Established in 2021, Kia Kotahi Ako (Learning As One) is activating education initiatives in Aoteroa New Zealand, to have the biggest impact for Papatūānuku (mother earth). Motivated by the climate crisis and an inequitable education system, Kia Kotahi Ako is an ambitious collaboration to tackle these challenges together.
Edmund Hillary Fellows Joanne McEachen (Waitaha, Ngāti Māmoe, Ngāi Tahu) and Sarah Grant, alongside others, are combining their diverse international education experience to generate greater learning and well-being outcomes for Aotearoa’s rangatahi (youth) and tamariki (children).
“Our current method of education is not serving every child. It was designed on a faulty premise, an old paradigm, following the English model. We’re not English. We’re New Zealanders. We are Māori. We are a mix of other Pacific nations. Although we are an international country, we should be honouring Tangata whenua and Tangata Tiriti and setting up for success for our people.
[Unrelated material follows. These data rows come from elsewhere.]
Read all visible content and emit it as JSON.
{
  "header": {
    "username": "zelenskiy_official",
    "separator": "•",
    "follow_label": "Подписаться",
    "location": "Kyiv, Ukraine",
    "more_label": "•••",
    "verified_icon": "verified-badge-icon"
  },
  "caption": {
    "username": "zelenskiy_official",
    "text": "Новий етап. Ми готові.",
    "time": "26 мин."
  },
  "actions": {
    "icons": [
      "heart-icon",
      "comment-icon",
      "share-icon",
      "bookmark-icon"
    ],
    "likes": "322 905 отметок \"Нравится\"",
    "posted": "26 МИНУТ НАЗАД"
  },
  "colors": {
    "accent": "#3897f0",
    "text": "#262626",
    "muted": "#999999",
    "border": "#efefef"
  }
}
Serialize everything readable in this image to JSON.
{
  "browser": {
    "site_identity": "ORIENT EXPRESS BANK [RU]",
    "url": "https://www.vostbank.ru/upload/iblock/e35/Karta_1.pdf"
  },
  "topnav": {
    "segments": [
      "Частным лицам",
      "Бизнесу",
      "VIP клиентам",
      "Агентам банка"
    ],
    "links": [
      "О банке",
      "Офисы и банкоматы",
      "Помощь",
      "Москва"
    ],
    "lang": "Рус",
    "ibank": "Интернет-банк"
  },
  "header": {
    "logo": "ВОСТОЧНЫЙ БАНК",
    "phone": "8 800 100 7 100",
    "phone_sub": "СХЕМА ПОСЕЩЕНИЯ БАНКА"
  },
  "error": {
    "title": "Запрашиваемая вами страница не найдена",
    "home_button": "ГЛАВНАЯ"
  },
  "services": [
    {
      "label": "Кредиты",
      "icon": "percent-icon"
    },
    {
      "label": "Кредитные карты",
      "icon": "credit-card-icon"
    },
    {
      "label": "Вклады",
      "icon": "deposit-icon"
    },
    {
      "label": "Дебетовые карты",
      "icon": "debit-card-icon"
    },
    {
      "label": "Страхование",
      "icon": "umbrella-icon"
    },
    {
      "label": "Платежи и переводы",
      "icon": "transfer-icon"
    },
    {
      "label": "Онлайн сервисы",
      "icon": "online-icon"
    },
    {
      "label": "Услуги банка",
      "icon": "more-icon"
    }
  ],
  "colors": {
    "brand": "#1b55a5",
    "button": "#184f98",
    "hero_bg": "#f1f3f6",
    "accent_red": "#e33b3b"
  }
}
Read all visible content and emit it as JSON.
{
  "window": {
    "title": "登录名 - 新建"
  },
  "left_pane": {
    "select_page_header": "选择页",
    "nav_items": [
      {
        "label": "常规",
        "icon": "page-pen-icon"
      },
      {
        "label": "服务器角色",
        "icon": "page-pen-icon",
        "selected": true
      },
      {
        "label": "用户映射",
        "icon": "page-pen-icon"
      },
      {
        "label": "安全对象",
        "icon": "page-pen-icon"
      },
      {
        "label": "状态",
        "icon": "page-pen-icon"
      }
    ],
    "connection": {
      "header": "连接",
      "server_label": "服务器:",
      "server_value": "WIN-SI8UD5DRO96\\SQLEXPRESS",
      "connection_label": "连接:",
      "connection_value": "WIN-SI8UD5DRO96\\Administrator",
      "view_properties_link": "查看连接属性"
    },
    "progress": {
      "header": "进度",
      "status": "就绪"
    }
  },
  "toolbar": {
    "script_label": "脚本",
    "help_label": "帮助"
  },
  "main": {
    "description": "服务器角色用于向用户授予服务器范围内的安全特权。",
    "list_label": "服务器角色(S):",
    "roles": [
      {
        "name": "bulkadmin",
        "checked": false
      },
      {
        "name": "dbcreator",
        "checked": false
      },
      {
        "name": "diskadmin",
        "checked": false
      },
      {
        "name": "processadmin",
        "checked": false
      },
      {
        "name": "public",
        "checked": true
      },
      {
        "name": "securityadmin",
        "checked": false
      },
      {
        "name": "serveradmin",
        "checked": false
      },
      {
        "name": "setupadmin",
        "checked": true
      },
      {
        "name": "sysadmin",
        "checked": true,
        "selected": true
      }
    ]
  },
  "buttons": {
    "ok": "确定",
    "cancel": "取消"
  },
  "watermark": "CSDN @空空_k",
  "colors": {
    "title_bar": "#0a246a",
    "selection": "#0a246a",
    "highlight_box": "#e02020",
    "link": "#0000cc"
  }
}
We need to take a step back and remember who we are, how we fit into the world and how we contribute to humanity.”
Eighteen months after the formation of Kia Kotahi Ako, three of its education and environmental projects are underway:
- Te Pā Wānanga: a proven 21st century learning village growing the next generation of Māori leaders.
- We Share Solar: a hands-on solar education programme to create the solutionaries of the future.
- Aimhi Earth: a live online school, transforming global understanding of climate and nature.
All three projects are already catalysing impact and getting great feedback.
A student who joined the solar pilots said: “It was definitely unique. I feel pretty honoured to be part of this project. How else are you going to learn if you don’t try anything new?”
How Open Collective helps
Open Collective has been a great support during the early stages of our journey. We could link our page to the Edmund Hillary Fellowship Open Collective page, building validity from the beginning. The support we received to get set up helped us hit the ground running.
Being able to generate receipts automatically through Open Collective was a really useful function that meant we didn’t need to set up another admin system. Because we're a charity, Kiwis can claim back a tax credit with these receipts, providing another incentive for NZ donors. Our partnership with The Gift Trust (parent organisation Gift Collective) was central to us raising initial funding from the US, enabling us to also provide tax benefits to US donors and move the funds to NZ.
We’re still learning!
We are learning so much on this journey, especially around fundraising and using Open Collective.
Some of the questions we are asking ourselves include:
- How to balance transparency with some donors wanting to remain anonymous? Our process and Open Collective enable donors to be named or to be incognito. This will be something we continue to navigate as our supporters grow.
- How to do relationship-based fundraising online? Open Collective is very useful to show our fundraising goals and automate donations, our supporters want to get to know us first. How can we encourage more people to click through to our Open Collective from our website or newsletters while honouring the importance of building genuine relationships?
- How to encourage people to give regularly? We are now more intentional about posting Updates on our Open Collective page to communicate the impact donations are enabling. However, there is more still to do here to convert one-time donors to regular donors.
In 2023, we will continue to work with our amazing partners, champions and communities to:
- Complete and review our four solar school and kura kaupapa Māori pilots and plan for the next stage.
- Mobilise and coordinate a collective fundraising approach as the vision for He Pā Wānanga (21st Century Learning Village) becomes a reality in the red zone of Ōtautahi Christchurch.
- Support the next AimHi Earth taster events, increasing climate and nature knowledge so that business and policy leaders take action.